Configuring Authentication for Extranet and Internet Access

Integrated Windows authentication is seldom practical for deployment models that require Internet or extranet access. If you are deploying Reporting Services on an Internet-facing Web server, you should replace Windows authentication with a custom authentication extension that gives you more control over how external users are granted access to the report server. Creating a custom authentication extension requires custom code and expertise in ASP.NET security. For more information, see Implementing a Security Extension.

If you do not want to code a custom authentication extension, you can use Microsoft Active Directory groups and accounts, but you should greatly reduce the scope of a report server deployment. The following guidelines describe how to support this scenario:

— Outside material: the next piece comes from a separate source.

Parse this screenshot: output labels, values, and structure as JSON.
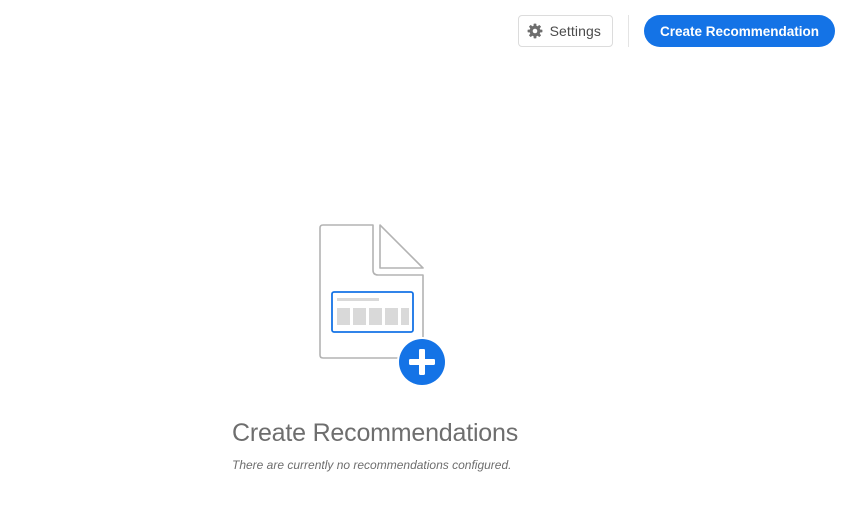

  • Create a low-privileged domain user account with read-only permissions. The account must have access to the computer hosting the report server. Provide a custom Web form so that users can log on using the low-privileged domain account.
  • Create role assignments that map the user account to specific items in the report server folder hierarchy. You can limit access to read-only operations by choosing as the role assignment the Browser predefined role.
  • Configure reports to use stored credentials to get data for the report. This approach is useful if you want to query the external data source using an account that is different from the account that allows access to the report server. For more information about these options, see Specifying Credential and Connection Information.

See Also


Managing Permissions and Security for Reporting Services
Creating, Modifying, and Deleting Role Assignments
Specifying Credential and Connection Information
Connections and Accounts in a Reporting Services Deployment
Configuring a Report Server for Secure Sockets Layer (SSL) Connections
Configuring a Report Server for Report Builder Access

Other Resources

Implementing a Security Extension

Help and Information

Getting SQL Server 2005 Assistance